"I would prefer it if the ban was universal and not just in Dedham," said Pam Mercadante, guest relations coordinator at Vinny Testa's Bar Ristorante on 233 Elm St., off Providence Highway. "That way, we would not have to worry about losing our customers to Boston."
On an average night, Vinny Testa's sits 60 patrons in its smoking section, which has 11 tables and 35 bar stools, Mercadente said.
Frank Santo, the owner of Isabella at 566 High St., said his restaurant has been smoke free for seven years and business is fine.
Health officials said Dedham is far behind other area communities in regulating smoking in public places.
Westwood, Dover, Needham, Wellesley and Brookline already have smoke-free restaurants, said Eileen Sullivan, acting director of field operations for the state Department of Public Health's tobacco control program.
Norwood and Boston have prohibitions against smoking in restaurants that don't have liquor licenses.
Walpole requires smoking and non-smoking sections in restaurants and bars.

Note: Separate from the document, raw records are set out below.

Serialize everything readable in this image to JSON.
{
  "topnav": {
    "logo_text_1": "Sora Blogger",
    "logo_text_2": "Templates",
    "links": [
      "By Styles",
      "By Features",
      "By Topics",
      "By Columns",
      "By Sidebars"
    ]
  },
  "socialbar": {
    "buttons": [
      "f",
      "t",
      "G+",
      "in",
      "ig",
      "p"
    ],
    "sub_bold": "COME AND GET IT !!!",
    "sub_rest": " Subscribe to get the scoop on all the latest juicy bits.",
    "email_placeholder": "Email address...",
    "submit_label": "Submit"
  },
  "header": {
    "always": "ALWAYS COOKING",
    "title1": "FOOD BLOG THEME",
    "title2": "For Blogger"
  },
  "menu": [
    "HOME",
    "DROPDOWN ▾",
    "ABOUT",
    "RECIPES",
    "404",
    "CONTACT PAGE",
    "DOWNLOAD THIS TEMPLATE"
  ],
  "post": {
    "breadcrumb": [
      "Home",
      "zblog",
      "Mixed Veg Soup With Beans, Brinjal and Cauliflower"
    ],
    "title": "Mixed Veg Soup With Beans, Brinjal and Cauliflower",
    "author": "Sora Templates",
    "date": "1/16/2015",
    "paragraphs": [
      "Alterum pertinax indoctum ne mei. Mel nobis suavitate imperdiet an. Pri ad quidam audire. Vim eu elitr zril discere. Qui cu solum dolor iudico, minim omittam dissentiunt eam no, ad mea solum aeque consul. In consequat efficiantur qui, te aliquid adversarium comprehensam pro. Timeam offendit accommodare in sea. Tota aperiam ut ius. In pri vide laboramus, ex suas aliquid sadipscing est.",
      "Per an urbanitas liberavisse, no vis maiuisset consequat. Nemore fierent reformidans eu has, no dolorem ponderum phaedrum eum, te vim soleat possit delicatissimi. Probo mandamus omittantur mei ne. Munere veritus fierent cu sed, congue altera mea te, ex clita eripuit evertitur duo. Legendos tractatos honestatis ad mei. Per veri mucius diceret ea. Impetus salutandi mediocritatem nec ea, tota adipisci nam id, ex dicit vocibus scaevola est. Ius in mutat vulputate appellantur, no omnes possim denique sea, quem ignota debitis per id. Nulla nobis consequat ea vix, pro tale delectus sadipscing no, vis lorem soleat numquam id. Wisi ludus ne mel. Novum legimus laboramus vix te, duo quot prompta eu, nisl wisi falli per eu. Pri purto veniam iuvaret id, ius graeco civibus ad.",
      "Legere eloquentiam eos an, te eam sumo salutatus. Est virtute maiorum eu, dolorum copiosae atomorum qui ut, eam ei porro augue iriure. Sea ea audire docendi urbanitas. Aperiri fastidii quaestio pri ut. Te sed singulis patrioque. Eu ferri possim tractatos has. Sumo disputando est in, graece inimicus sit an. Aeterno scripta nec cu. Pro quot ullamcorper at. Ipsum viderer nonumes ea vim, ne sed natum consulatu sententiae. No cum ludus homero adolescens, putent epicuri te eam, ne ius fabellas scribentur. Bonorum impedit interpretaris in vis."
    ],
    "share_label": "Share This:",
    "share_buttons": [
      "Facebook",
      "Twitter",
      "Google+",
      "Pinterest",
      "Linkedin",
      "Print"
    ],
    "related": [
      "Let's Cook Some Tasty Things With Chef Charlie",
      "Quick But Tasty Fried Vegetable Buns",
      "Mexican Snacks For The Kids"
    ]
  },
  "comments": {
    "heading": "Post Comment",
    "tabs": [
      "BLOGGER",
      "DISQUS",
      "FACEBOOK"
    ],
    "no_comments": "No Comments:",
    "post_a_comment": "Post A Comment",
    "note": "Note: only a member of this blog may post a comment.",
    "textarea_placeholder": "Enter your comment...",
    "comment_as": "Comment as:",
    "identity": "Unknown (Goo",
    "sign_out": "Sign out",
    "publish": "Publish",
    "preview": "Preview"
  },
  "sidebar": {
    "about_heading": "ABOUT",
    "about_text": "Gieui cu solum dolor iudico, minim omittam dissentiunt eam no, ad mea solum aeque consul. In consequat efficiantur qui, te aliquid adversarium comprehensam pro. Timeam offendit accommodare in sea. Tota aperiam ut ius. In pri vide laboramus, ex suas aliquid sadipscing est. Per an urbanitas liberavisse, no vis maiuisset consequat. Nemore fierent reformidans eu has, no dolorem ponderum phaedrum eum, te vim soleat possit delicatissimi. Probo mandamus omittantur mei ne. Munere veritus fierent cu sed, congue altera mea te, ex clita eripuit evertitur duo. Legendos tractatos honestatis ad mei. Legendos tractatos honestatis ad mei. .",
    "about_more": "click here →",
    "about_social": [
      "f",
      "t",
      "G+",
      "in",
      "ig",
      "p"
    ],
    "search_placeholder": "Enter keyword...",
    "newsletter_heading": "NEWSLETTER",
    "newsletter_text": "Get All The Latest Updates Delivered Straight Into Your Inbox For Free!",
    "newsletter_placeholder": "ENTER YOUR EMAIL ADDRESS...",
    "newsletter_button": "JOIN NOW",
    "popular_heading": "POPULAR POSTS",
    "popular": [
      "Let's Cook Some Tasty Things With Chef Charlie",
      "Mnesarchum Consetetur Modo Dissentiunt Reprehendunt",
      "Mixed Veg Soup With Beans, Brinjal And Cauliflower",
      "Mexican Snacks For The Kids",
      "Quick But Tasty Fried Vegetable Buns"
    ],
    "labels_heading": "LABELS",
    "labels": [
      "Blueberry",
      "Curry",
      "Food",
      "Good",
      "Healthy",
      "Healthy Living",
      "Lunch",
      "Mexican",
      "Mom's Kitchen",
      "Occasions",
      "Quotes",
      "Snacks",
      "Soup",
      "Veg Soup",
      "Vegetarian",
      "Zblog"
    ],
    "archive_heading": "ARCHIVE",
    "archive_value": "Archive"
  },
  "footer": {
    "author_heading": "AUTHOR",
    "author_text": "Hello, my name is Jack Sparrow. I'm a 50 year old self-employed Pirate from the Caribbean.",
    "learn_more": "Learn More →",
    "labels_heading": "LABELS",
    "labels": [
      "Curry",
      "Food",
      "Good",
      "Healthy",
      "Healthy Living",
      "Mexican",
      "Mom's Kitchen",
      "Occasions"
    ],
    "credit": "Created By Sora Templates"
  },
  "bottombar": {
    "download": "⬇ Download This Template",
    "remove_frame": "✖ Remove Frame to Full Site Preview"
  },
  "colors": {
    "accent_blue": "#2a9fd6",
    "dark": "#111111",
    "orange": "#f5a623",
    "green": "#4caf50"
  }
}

Earlier this year, Norwood residents voted in a non-binding ballot question that smoking should not be banned in restaurants and bars.
In fact, nearly a million Massachusetts residents now live in cities or towns with complete bans on smoking in restaurants.
Sullivan said a regional approach called Clean Air Works is aimed at making all towns smoke-free at the same time so businesses do not lose customers. Boston is already involved with Clean Air Works.